Content starts
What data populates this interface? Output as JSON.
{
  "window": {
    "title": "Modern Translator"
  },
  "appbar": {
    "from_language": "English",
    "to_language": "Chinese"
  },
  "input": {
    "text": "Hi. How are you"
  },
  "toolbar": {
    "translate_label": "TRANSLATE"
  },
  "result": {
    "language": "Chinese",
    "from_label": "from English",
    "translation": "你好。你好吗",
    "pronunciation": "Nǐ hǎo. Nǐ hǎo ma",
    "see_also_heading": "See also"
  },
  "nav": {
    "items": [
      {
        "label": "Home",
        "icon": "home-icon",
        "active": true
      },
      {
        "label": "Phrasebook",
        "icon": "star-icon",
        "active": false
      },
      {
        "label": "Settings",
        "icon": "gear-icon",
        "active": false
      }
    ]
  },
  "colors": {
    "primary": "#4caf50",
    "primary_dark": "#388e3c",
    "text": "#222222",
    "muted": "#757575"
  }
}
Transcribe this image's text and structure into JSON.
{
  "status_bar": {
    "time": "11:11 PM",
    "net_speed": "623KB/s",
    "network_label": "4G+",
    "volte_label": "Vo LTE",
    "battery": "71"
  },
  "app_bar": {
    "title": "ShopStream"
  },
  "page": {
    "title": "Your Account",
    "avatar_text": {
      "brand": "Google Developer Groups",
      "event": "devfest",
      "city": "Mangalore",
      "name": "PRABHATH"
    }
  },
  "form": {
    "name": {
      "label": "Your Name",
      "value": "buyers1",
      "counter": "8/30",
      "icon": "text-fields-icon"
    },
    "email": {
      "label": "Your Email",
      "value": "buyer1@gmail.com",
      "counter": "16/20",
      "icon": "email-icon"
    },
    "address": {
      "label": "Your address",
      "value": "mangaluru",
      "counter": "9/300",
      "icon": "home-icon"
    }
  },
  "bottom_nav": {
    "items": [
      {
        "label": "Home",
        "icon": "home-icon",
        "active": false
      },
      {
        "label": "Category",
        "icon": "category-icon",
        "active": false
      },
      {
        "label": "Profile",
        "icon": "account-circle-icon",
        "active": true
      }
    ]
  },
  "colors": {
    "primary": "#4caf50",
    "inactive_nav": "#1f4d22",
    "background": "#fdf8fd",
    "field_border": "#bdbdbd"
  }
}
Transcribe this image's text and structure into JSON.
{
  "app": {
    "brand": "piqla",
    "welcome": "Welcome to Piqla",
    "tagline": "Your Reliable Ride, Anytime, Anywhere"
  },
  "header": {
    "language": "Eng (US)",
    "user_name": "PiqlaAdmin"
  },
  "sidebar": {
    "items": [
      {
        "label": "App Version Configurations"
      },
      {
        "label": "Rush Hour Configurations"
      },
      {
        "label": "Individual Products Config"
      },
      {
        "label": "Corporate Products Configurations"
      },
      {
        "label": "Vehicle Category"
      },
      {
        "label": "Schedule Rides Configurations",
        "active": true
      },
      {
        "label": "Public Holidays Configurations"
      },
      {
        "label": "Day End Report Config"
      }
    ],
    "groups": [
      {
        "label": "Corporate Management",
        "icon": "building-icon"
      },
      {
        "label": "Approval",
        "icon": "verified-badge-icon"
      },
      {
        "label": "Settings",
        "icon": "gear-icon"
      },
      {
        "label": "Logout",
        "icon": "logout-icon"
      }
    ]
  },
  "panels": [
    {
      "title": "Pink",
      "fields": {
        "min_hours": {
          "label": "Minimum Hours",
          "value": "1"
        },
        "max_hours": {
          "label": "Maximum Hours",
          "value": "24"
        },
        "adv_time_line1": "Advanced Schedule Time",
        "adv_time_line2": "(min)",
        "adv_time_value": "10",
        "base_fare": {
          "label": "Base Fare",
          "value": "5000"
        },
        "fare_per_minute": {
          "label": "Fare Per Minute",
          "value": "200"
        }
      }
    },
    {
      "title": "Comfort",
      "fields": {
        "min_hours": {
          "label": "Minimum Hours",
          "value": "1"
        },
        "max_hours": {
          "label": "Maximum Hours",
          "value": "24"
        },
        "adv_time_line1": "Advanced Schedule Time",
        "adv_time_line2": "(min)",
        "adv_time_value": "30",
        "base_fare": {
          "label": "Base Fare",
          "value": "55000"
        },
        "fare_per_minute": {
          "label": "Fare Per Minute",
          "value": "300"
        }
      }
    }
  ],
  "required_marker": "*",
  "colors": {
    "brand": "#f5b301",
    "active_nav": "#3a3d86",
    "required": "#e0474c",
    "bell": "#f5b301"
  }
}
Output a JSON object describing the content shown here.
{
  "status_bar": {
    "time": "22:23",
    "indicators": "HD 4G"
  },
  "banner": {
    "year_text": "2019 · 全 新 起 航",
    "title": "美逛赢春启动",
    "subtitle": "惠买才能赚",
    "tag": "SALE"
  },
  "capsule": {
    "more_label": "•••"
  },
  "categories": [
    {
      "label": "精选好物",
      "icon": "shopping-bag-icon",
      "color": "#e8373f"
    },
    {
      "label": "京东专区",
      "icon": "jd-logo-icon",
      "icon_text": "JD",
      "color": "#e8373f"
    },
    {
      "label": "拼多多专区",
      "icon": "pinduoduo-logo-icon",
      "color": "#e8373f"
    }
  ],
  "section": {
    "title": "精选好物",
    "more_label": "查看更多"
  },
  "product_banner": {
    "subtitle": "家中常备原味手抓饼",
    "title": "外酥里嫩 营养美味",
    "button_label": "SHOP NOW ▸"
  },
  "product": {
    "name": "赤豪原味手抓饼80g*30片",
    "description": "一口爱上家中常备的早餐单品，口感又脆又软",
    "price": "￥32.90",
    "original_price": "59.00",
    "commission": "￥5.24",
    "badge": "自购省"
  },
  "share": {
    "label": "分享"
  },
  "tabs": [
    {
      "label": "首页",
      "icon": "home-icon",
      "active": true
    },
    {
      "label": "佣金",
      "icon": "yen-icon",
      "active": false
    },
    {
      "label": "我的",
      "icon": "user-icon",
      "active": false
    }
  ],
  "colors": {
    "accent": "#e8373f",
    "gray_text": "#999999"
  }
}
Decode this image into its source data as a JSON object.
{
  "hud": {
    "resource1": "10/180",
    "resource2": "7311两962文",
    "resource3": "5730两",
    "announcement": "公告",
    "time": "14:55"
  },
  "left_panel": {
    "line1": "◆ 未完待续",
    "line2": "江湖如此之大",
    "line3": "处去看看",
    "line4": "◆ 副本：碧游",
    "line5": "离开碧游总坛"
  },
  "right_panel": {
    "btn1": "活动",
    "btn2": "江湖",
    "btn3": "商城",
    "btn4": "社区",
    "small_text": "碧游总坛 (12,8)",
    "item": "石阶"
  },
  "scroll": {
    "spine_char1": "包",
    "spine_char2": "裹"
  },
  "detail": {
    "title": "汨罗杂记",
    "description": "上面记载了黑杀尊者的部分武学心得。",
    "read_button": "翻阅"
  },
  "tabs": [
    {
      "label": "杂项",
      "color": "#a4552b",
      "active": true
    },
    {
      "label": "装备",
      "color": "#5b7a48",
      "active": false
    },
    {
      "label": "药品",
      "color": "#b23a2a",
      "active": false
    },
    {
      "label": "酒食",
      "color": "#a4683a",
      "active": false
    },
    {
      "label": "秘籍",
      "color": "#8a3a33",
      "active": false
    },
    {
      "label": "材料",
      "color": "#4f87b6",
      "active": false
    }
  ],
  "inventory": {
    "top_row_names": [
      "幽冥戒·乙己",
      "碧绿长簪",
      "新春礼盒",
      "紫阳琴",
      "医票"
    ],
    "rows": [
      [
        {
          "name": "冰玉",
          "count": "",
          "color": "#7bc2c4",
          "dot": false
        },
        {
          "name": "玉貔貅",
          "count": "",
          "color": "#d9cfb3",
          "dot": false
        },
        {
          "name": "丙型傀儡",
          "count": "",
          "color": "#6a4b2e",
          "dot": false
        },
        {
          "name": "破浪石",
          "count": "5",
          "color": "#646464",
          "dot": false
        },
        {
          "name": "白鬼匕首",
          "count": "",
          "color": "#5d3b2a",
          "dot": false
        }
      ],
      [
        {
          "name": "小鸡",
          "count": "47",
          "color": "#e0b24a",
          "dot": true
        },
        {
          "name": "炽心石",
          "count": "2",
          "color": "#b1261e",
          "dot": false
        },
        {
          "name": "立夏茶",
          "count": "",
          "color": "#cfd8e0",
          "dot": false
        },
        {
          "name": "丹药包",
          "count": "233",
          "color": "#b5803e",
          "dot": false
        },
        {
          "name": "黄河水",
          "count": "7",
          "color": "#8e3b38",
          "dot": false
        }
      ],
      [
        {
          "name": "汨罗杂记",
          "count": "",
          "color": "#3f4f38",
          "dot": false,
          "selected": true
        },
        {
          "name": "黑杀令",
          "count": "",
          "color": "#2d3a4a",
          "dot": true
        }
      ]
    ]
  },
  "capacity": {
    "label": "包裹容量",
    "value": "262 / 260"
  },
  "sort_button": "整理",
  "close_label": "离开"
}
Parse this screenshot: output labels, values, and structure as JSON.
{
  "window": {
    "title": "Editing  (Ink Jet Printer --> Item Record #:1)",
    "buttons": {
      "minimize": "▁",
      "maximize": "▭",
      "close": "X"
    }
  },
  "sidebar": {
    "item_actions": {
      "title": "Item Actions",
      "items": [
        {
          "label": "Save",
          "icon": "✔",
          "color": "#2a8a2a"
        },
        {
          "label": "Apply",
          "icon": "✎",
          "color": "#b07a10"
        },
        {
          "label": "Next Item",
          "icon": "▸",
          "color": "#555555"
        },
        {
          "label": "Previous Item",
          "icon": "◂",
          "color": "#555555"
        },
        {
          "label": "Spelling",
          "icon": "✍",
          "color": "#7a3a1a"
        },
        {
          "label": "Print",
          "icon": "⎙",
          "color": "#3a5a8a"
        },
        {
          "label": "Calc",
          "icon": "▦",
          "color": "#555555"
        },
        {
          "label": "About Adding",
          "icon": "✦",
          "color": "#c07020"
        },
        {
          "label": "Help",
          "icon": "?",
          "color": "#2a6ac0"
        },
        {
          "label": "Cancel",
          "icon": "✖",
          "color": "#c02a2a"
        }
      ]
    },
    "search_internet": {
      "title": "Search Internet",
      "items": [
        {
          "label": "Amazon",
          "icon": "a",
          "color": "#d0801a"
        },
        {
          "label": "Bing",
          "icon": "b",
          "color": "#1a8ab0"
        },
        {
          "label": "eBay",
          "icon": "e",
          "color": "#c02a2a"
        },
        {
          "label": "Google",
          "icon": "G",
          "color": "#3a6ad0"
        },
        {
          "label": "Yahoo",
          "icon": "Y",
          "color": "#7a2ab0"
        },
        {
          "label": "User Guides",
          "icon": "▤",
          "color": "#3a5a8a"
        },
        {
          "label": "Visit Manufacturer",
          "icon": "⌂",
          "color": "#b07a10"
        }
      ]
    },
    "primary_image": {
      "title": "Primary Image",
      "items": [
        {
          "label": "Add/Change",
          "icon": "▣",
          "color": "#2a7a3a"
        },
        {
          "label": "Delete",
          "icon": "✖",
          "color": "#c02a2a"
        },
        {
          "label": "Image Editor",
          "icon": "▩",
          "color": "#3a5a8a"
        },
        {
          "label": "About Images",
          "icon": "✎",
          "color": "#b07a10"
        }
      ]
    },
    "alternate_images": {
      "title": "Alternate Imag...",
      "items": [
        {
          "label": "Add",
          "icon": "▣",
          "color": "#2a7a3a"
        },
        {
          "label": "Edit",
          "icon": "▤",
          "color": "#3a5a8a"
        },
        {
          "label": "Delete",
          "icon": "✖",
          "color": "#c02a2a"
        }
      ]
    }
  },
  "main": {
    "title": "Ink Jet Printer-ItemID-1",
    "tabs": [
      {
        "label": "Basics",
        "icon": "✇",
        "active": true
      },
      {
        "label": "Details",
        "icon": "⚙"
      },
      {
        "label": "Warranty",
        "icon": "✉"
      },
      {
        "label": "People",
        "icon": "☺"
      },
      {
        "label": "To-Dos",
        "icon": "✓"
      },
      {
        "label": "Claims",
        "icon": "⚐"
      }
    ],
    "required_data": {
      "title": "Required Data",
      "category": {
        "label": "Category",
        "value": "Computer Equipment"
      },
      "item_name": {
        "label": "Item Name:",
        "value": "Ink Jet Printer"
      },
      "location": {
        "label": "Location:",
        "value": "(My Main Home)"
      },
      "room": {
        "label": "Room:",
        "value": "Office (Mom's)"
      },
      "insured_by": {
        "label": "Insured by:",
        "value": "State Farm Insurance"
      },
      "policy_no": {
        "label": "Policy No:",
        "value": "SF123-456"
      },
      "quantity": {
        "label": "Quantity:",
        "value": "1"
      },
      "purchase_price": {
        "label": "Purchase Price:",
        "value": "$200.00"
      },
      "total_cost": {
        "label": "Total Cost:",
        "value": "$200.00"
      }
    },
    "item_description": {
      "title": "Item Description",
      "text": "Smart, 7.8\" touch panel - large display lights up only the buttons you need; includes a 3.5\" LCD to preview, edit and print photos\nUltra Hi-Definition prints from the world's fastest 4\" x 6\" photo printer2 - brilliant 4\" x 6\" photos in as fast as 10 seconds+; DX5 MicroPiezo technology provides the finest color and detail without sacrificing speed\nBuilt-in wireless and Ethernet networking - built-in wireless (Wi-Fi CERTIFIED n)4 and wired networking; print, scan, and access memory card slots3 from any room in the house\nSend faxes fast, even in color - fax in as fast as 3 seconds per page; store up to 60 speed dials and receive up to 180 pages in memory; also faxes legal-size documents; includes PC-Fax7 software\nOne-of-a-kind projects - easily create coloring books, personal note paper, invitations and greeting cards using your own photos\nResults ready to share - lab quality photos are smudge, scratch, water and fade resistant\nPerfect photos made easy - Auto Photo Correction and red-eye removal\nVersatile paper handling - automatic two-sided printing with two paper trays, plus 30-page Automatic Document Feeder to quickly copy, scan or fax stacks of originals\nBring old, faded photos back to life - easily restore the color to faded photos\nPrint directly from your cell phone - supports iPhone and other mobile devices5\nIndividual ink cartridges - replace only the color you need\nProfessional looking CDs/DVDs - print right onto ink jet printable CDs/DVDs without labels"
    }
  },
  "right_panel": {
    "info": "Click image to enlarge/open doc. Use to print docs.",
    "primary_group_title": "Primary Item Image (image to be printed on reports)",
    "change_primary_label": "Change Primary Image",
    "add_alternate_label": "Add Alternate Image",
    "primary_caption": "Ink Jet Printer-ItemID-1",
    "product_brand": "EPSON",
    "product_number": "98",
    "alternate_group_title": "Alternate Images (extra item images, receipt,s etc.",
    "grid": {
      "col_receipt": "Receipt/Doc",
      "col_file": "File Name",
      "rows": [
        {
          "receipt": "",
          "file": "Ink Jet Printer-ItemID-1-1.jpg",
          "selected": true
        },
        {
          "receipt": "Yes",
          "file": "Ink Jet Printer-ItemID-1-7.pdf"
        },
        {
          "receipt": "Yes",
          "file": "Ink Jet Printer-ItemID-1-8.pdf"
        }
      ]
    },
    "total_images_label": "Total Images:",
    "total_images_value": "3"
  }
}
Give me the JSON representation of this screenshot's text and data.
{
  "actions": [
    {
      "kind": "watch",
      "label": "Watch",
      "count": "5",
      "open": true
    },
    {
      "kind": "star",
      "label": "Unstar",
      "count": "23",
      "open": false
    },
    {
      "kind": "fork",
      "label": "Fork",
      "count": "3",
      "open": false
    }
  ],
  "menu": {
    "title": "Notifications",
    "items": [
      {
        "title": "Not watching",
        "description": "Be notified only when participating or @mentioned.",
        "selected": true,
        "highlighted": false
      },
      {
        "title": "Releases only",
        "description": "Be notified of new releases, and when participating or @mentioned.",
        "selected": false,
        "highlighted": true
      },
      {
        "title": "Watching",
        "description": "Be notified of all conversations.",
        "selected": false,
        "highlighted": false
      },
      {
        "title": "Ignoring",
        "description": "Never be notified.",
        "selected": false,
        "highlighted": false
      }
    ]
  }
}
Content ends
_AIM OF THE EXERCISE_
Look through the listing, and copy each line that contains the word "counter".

_EXPECTED ANSWER_
      "counter": "8/30",
      "counter": "16/20",
      "counter": "9/300",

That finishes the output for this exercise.